Sunday, March 12, 2023

B'TWIXT NOW AND SUNRISE (2011) (The Authentic Cut Blu-ray Review)

The Authentic Cut

Label: Lionsgate
Region Code: A
Rating: Unrated 
Duration: 79 Minutes 
Audio: English 5.1 Dolby TrueHD with Optional English Subtitles 
Video: 1080p HD Widescreen (2.00:1) 
Director: Francis Ford Coppola
Cast: Val Kilmer, Bruce Dern, Elle Fanning, Tom Waits, Ben Chaplin, Alden Ehrenreich, David Paymer
Francis Ford Coppola originally released Twixt back in 2011 and it seems he was not pleased with the theatrical version, and as with so many of his films he has returned to it some years later and re-jiggered the film into a directors cut, which he's done with Apocalypse Now, The Godfather III, Dementia 13, The Outsiders and now we have 'The Authentic Cut' re-edit of Twixt now re-titled B'Twixt Now and Sunrise, which is closer to Coppola's preferred title. I did watch Twixt back in 2013 when it was released on DVD but honestly do not remember caring for it much, but I also have no substantial recollection of it a decade later - so I am more or less jumping into this re-edit as a first time watch, and without any memory to say what's different about it compared to the 2011 release. 

In it we have a struggling supernatural/horror writer named Hall Baltimore (Val Kilmer, Top Secret) who has arrived in a small town as part of his book tour. His inauspicious 
appearance takes place at a poorly attended hardware store where the offbeat local sheriff Bobby LaGrange (Bruce Dern, The 'Burbs), who fancies himself an amateur writer, not only spins local folklore to the visiting writer, suggesting that they should collaborate on a new book, but also invites him to the morgue to see the body of a victim of a serial killer. Baltimore is less than impressed with the idea of co-writing, but he's intrigued by LaGrange's local tales and strings him along in hopes that he can get enough of the stories to inspire a new book, hoping to get away from his long-running series of witch hunter novels that he feels trapped by.  

Meanwhile, Baltimore sets up in his hotel room, gets drunk on the nightly, and has dreams in which he speaks to the ghost of a young girl named V (Elle Fanning, Neon Demon) as well as Edgar Allan Poe (Ben Chaplin, Remains of the Day). Between the local tales from LaGrange and his nightly visitations with Poe and V the author learns of the town's bizarre seven faced clock, a local mass murder, and a group teens living on the other side of the lake who might be vampires, or at least satanists, which all figure into the story.  While I don't remember caring for the theatrical version all that much I liked this re-edited version which runs about ten minutes shorter quite a bit without loving it. It's a bit muddled but I liked it overall, and while I don't remember the original theatrical cut all that well, and did not revisit it for this review, I did enjoy where this went, and the personal tragedy that is at the root of the story worked for me. An interesting minor entry in the Coppola filmography, and one definitely worth checking out if you haven't seen it, or like me, are willing to give this re-edit a re-visit. As I say, I have little memory of the first film, so do I like it more now because of the re-edit or does the film sit better with me ten years later? It's hard to say, as I don't recall it the original cut I am unsure what's different about it, but I dig it now and foresee a revisit of the original cut in my near future. 

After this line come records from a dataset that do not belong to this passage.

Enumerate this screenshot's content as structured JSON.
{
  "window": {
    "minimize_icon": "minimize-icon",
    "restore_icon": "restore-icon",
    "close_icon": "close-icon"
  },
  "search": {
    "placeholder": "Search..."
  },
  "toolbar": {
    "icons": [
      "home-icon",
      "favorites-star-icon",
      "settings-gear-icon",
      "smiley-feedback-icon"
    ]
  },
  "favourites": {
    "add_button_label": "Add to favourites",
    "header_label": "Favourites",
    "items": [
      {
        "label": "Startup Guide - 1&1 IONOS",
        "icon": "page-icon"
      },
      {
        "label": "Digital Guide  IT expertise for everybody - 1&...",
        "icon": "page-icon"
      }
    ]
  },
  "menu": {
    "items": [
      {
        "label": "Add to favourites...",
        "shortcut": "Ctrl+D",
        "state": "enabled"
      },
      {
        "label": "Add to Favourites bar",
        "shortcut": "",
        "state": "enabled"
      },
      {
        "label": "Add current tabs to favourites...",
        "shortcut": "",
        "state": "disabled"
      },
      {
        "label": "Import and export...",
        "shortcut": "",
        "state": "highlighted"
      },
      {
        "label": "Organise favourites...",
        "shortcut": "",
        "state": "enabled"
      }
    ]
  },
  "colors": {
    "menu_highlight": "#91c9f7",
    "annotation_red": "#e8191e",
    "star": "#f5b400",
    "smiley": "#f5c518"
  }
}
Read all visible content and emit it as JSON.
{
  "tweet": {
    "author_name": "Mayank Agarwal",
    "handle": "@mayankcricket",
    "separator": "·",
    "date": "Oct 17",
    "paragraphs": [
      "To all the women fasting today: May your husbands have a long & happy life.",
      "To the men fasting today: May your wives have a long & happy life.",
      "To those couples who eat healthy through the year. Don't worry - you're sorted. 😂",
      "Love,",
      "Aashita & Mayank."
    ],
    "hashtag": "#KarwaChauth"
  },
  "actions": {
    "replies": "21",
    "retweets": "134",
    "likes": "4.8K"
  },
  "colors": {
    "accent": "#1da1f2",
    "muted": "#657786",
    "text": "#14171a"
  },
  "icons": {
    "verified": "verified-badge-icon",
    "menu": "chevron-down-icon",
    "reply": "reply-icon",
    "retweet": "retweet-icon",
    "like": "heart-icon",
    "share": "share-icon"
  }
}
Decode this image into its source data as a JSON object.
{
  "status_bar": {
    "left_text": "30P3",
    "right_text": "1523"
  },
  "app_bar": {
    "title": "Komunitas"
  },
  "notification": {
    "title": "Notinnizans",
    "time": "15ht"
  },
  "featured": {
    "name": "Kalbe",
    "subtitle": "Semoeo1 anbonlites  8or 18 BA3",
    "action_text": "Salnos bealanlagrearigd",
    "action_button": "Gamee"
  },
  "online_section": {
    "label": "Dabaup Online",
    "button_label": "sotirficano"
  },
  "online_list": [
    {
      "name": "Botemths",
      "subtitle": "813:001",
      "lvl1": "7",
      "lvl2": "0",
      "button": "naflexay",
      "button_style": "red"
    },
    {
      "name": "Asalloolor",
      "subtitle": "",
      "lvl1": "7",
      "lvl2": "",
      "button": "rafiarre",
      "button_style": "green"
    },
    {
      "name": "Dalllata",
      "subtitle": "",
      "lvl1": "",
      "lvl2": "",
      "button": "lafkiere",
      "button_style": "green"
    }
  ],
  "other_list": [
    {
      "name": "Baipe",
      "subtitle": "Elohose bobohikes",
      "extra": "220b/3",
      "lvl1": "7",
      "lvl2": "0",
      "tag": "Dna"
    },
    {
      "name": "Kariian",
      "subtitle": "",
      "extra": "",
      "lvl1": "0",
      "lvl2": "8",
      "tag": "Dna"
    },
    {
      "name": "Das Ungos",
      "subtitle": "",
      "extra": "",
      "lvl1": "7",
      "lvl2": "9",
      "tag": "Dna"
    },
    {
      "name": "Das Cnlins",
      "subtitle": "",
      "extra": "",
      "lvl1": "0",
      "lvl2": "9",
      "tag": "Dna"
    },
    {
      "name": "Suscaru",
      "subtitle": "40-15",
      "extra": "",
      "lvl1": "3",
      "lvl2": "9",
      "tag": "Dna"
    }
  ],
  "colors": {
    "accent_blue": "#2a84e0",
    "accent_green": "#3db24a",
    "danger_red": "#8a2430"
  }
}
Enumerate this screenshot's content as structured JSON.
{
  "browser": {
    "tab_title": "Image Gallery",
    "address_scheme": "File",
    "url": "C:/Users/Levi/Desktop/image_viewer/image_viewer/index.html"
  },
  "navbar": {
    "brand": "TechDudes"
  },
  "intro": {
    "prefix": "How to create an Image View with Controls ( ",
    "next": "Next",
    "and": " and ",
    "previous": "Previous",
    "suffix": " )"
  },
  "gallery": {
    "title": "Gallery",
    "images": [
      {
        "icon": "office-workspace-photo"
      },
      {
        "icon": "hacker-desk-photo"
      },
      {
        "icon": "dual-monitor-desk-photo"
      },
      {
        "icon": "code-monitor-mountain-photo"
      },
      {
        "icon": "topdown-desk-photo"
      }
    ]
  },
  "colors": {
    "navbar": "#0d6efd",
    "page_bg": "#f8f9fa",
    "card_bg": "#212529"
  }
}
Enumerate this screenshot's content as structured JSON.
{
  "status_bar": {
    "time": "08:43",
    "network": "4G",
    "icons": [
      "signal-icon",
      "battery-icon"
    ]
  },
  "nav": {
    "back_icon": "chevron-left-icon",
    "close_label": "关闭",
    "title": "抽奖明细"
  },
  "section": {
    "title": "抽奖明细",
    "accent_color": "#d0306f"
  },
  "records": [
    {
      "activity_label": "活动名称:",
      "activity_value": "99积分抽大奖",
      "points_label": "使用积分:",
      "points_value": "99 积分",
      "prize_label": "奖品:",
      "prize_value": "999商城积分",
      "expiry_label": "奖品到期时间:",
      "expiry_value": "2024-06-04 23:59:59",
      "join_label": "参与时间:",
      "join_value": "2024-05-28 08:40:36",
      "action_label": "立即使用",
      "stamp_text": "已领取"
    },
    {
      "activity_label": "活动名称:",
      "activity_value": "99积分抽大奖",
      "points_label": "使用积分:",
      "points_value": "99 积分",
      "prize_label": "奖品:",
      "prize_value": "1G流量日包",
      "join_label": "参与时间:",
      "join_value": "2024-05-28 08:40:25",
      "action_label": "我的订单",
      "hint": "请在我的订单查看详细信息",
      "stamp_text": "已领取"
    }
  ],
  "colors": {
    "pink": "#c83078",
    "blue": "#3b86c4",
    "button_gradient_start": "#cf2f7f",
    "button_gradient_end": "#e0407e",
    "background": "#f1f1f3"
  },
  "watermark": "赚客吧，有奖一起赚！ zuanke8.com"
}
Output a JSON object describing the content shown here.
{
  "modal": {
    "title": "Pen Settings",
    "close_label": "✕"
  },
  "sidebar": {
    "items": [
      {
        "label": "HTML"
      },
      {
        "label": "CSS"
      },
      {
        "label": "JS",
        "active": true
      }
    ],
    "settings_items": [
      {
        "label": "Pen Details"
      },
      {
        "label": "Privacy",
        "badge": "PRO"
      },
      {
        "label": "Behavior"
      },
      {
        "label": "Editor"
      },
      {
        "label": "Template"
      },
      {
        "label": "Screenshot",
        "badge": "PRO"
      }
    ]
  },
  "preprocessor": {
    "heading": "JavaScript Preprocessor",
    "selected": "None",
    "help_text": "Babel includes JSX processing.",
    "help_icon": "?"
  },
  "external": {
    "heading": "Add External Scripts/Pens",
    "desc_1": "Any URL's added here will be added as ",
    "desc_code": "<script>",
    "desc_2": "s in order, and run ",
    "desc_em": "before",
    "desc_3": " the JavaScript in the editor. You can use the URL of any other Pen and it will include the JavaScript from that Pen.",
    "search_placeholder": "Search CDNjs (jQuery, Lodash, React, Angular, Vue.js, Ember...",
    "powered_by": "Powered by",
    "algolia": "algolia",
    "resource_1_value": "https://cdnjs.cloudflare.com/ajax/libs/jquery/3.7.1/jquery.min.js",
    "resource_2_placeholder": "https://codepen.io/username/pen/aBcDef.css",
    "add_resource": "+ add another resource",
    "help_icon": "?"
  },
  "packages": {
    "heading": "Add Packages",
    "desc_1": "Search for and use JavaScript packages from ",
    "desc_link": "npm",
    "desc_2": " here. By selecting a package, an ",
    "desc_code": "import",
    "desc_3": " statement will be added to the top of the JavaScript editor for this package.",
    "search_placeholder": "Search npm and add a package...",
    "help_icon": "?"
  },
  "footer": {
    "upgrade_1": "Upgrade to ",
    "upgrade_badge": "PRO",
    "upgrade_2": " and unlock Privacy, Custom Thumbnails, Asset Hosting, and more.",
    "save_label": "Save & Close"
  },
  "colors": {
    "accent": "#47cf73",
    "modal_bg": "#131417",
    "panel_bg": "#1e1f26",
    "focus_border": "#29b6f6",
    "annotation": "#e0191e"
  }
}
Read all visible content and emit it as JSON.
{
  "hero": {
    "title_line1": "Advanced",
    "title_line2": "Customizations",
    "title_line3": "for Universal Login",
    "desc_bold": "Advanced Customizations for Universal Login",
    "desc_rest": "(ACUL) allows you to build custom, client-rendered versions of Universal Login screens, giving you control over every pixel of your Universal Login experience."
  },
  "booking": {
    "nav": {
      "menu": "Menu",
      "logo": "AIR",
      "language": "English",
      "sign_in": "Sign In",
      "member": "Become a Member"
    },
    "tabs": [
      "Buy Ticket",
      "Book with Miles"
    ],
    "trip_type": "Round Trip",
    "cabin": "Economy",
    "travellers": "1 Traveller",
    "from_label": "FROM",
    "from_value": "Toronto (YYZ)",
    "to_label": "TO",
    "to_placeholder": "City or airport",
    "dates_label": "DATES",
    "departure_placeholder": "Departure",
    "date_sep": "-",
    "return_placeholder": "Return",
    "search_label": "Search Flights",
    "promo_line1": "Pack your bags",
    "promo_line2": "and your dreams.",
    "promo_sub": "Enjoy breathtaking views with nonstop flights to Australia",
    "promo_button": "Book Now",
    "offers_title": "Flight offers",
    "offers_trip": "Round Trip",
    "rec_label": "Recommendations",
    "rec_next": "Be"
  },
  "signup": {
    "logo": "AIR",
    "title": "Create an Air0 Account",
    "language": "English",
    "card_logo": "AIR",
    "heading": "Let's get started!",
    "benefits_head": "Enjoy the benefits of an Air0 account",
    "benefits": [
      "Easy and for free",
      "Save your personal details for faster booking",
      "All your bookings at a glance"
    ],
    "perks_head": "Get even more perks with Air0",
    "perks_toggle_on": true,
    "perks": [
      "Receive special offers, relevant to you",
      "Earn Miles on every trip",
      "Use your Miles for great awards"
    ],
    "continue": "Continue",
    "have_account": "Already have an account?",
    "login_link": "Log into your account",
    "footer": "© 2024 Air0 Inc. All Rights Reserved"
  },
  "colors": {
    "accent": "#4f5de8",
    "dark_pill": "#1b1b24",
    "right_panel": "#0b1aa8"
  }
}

 Audio/Video: B'Twixt Now and Sunrise (The Authentic Cut)
arrives on Blu-ray from Lionsgate presenting the film in HD framed in 2.00:1 widescreen with Dolby True HD audio with optional English subtitles. Th film was shot digitally so there are no issues with source related photochemical blemishes, and I found the largely desaturated color-grading to be quite pleasant on Blu-ray. The image offer terrific fine detail and contrast throughout, and while it does have a digital video look to it I thought that the overall visual aesthetic was pleasing, particaurly the monochromatic dream sequences. Audio sounds fine, dialogue is delivered clean and is never a chore to decipher, plus the low key score by composers Dan Deacon and Osvaldo Golijov is laid in nicely. 

The only extras on the disc is an archival 41-minute documentary made by Coppola's granddaughter Gia Coppola that offers an intimate on-set diary of the making of the film with some great shots of Coppola doing his things, as well as discussing inspirations for the film like an unfinished dream and the death of his son. The set also includes a digital copy of the film. 

Special Features:
- Twixt: A Documentary by Gia Coppola (41 min) 
- Digital Copy